Interface dataset entries
-- Opening Marker --

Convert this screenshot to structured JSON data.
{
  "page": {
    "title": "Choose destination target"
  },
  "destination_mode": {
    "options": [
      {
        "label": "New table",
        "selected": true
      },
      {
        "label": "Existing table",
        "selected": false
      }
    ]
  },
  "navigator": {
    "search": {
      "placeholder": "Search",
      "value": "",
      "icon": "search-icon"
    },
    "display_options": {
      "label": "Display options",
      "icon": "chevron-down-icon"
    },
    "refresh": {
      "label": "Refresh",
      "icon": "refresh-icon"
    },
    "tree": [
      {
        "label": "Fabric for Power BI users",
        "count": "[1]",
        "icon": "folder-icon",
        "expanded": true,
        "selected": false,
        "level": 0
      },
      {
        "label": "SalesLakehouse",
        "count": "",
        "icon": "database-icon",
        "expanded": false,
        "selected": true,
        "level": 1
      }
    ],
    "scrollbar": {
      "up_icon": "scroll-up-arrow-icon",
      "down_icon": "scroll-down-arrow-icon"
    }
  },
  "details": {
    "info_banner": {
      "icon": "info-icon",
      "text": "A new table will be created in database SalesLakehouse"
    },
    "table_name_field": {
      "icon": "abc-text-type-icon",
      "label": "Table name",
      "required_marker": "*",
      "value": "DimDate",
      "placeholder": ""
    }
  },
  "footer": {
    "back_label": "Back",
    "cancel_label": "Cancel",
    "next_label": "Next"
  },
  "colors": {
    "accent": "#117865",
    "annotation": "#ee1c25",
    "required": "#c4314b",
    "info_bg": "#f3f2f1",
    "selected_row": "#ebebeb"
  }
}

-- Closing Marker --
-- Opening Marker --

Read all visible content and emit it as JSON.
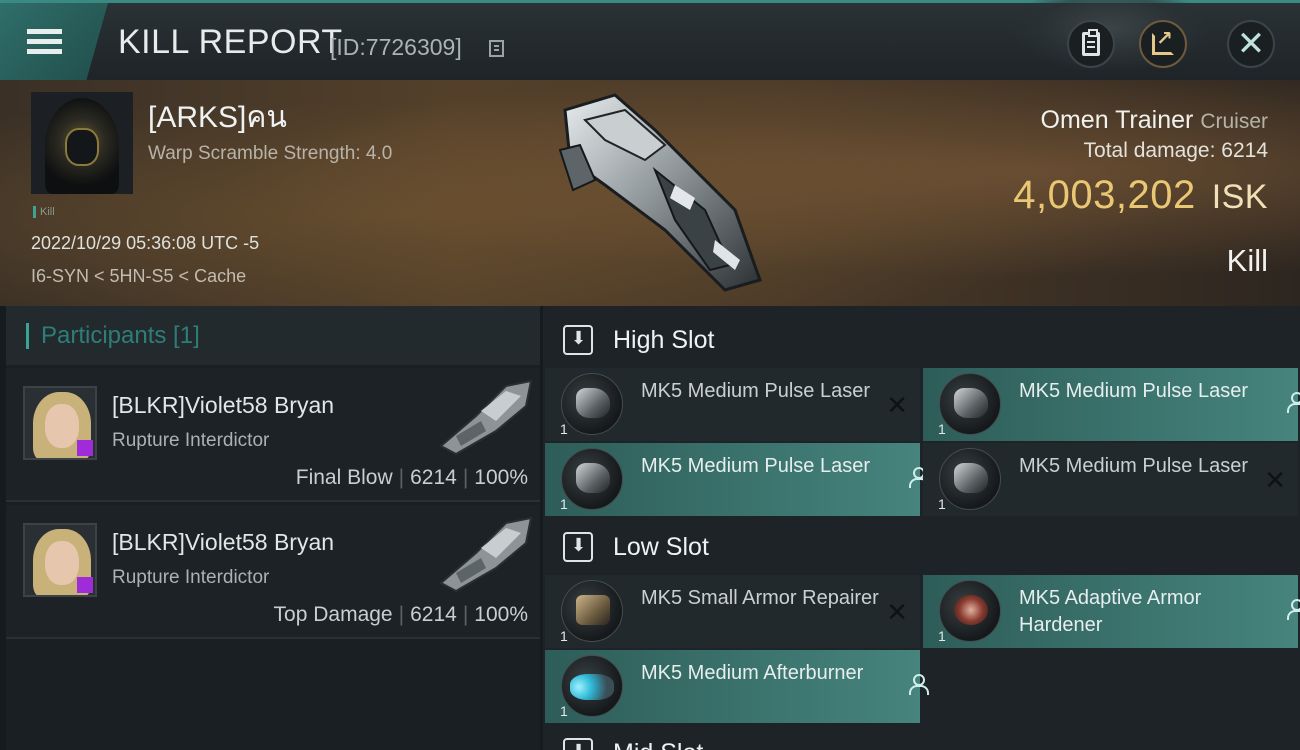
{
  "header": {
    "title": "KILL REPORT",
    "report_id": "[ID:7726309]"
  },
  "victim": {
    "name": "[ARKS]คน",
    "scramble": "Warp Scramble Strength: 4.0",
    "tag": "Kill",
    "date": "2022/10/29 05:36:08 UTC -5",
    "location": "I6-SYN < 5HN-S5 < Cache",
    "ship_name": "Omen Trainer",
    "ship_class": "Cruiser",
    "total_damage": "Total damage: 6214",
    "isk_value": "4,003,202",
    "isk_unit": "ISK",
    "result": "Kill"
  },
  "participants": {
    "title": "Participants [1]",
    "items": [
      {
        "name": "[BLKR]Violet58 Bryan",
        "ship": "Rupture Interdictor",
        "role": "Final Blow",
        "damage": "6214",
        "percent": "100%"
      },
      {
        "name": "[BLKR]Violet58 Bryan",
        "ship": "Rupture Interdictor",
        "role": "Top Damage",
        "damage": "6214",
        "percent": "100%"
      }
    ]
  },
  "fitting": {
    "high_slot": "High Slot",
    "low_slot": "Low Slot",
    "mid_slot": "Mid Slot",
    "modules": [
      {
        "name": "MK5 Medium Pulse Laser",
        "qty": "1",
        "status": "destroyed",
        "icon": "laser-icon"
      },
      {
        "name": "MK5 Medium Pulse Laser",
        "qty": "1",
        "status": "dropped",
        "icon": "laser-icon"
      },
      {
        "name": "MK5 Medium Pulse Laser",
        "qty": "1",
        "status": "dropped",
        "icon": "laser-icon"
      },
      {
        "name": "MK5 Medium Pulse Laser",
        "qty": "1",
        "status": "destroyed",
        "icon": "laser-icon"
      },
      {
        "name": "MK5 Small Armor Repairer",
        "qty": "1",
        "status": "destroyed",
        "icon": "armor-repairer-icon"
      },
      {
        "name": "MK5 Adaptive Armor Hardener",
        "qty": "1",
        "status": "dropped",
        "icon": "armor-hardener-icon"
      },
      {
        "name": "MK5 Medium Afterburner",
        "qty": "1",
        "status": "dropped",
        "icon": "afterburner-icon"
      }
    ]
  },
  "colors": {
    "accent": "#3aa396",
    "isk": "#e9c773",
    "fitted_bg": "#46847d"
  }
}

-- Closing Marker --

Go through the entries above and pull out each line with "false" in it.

        "selected": false
        "selected": false,
        "expanded": false,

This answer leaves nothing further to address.